- [Action item]: Reproduce the entries verbatim; no pictures.

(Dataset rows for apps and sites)
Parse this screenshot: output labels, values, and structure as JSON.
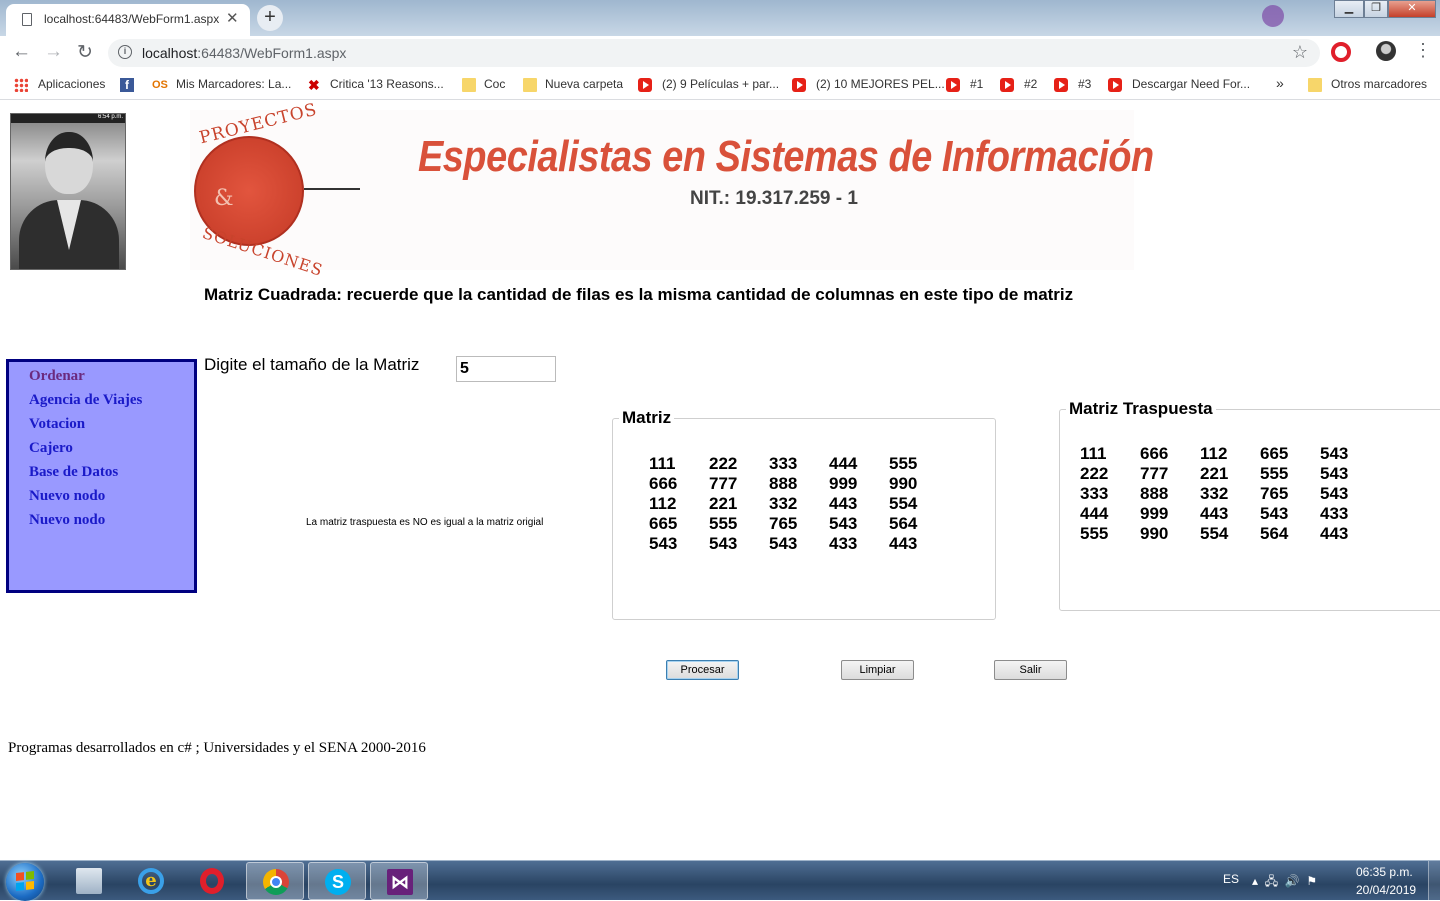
{
  "browser": {
    "tab_title": "localhost:64483/WebForm1.aspx",
    "url_host": "localhost",
    "url_rest": ":64483/WebForm1.aspx",
    "bookmarks": [
      {
        "label": "Aplicaciones",
        "icon": "apps-grid-icon"
      },
      {
        "label": "",
        "icon": "facebook-icon"
      },
      {
        "label": "Mis Marcadores: La...",
        "icon": "os-icon"
      },
      {
        "label": "Critica '13 Reasons...",
        "icon": "x-icon"
      },
      {
        "label": "Coc",
        "icon": "folder-icon"
      },
      {
        "label": "Nueva carpeta",
        "icon": "folder-icon"
      },
      {
        "label": "(2) 9 Películas + par...",
        "icon": "youtube-icon"
      },
      {
        "label": "(2) 10 MEJORES PEL...",
        "icon": "youtube-icon"
      },
      {
        "label": "#1",
        "icon": "youtube-icon"
      },
      {
        "label": "#2",
        "icon": "youtube-icon"
      },
      {
        "label": "#3",
        "icon": "youtube-icon"
      },
      {
        "label": "Descargar Need For...",
        "icon": "youtube-icon"
      }
    ],
    "overflow_label": "»",
    "other_bookmarks": "Otros marcadores"
  },
  "banner": {
    "title": "Especialistas en Sistemas de Información",
    "nit": "NIT.: 19.317.259 - 1",
    "logo_top": "PROYECTOS",
    "logo_amp": "&",
    "logo_bottom": "SOLUCIONES"
  },
  "photo": {
    "status_bar": "6:54 p.m."
  },
  "page": {
    "heading": "Matriz Cuadrada: recuerde que la cantidad de filas es la misma cantidad de columnas en este tipo de matriz",
    "size_label": "Digite el tamaño de la Matriz",
    "size_value": "5",
    "result_message": "La matriz traspuesta es NO es igual a la matriz origial",
    "footer": "Programas desarrollados en c# ; Universidades y el SENA 2000-2016"
  },
  "menu": [
    {
      "label": "Ordenar",
      "visited": true
    },
    {
      "label": "Agencia de Viajes",
      "visited": false
    },
    {
      "label": "Votacion",
      "visited": false
    },
    {
      "label": "Cajero",
      "visited": false
    },
    {
      "label": "Base de Datos",
      "visited": false
    },
    {
      "label": "Nuevo nodo",
      "visited": false
    },
    {
      "label": "Nuevo nodo",
      "visited": false
    }
  ],
  "matrix": {
    "legend": "Matriz",
    "rows": [
      [
        "111",
        "222",
        "333",
        "444",
        "555"
      ],
      [
        "666",
        "777",
        "888",
        "999",
        "990"
      ],
      [
        "112",
        "221",
        "332",
        "443",
        "554"
      ],
      [
        "665",
        "555",
        "765",
        "543",
        "564"
      ],
      [
        "543",
        "543",
        "543",
        "433",
        "443"
      ]
    ]
  },
  "transpose": {
    "legend": "Matriz Traspuesta",
    "rows": [
      [
        "111",
        "666",
        "112",
        "665",
        "543"
      ],
      [
        "222",
        "777",
        "221",
        "555",
        "543"
      ],
      [
        "333",
        "888",
        "332",
        "765",
        "543"
      ],
      [
        "444",
        "999",
        "443",
        "543",
        "433"
      ],
      [
        "555",
        "990",
        "554",
        "564",
        "443"
      ]
    ]
  },
  "buttons": {
    "procesar": "Procesar",
    "limpiar": "Limpiar",
    "salir": "Salir"
  },
  "taskbar": {
    "language": "ES",
    "time": "06:35 p.m.",
    "date": "20/04/2019"
  }
}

- [Response box]:
Parse this screenshot: output labels, values, and structure as JSON.
{
  "browser": {
    "tab_title": "localhost:64483/WebForm1.aspx",
    "url_host": "localhost",
    "url_rest": ":64483/WebForm1.aspx",
    "bookmarks": [
      {
        "label": "Aplicaciones",
        "icon": "apps-grid-icon"
      },
      {
        "label": "",
        "icon": "facebook-icon"
      },
      {
        "label": "Mis Marcadores: La...",
        "icon": "os-icon"
      },
      {
        "label": "Critica '13 Reasons...",
        "icon": "x-icon"
      },
      {
        "label": "Coc",
        "icon": "folder-icon"
      },
      {
        "label": "Nueva carpeta",
        "icon": "folder-icon"
      },
      {
        "label": "(2) 9 Películas + par...",
        "icon": "youtube-icon"
      },
      {
        "label": "(2) 10 MEJORES PEL...",
        "icon": "youtube-icon"
      },
      {
        "label": "#1",
        "icon": "youtube-icon"
      },
      {
        "label": "#2",
        "icon": "youtube-icon"
      },
      {
        "label": "#3",
        "icon": "youtube-icon"
      },
      {
        "label": "Descargar Need For...",
        "icon": "youtube-icon"
      }
    ],
    "overflow_label": "»",
    "other_bookmarks": "Otros marcadores"
  },
  "banner": {
    "title": "Especialistas en Sistemas de Información",
    "nit": "NIT.: 19.317.259 - 1",
    "logo_top": "PROYECTOS",
    "logo_amp": "&",
    "logo_bottom": "SOLUCIONES"
  },
  "photo": {
    "status_bar": "6:54 p.m."
  },
  "page": {
    "heading": "Matriz Cuadrada: recuerde que la cantidad de filas es la misma cantidad de columnas en este tipo de matriz",
    "size_label": "Digite el tamaño de la Matriz",
    "size_value": "5",
    "result_message": "La matriz traspuesta es NO es igual a la matriz origial",
    "footer": "Programas desarrollados en c# ; Universidades y el SENA 2000-2016"
  },
  "menu": [
    {
      "label": "Ordenar",
      "visited": true
    },
    {
      "label": "Agencia de Viajes",
      "visited": false
    },
    {
      "label": "Votacion",
      "visited": false
    },
    {
      "label": "Cajero",
      "visited": false
    },
    {
      "label": "Base de Datos",
      "visited": false
    },
    {
      "label": "Nuevo nodo",
      "visited": false
    },
    {
      "label": "Nuevo nodo",
      "visited": false
    }
  ],
  "matrix": {
    "legend": "Matriz",
    "rows": [
      [
        "111",
        "222",
        "333",
        "444",
        "555"
      ],
      [
        "666",
        "777",
        "888",
        "999",
        "990"
      ],
      [
        "112",
        "221",
        "332",
        "443",
        "554"
      ],
      [
        "665",
        "555",
        "765",
        "543",
        "564"
      ],
      [
        "543",
        "543",
        "543",
        "433",
        "443"
      ]
    ]
  },
  "transpose": {
    "legend": "Matriz Traspuesta",
    "rows": [
      [
        "111",
        "666",
        "112",
        "665",
        "543"
      ],
      [
        "222",
        "777",
        "221",
        "555",
        "543"
      ],
      [
        "333",
        "888",
        "332",
        "765",
        "543"
      ],
      [
        "444",
        "999",
        "443",
        "543",
        "433"
      ],
      [
        "555",
        "990",
        "554",
        "564",
        "443"
      ]
    ]
  },
  "buttons": {
    "procesar": "Procesar",
    "limpiar": "Limpiar",
    "salir": "Salir"
  },
  "taskbar": {
    "language": "ES",
    "time": "06:35 p.m.",
    "date": "20/04/2019"
  }
}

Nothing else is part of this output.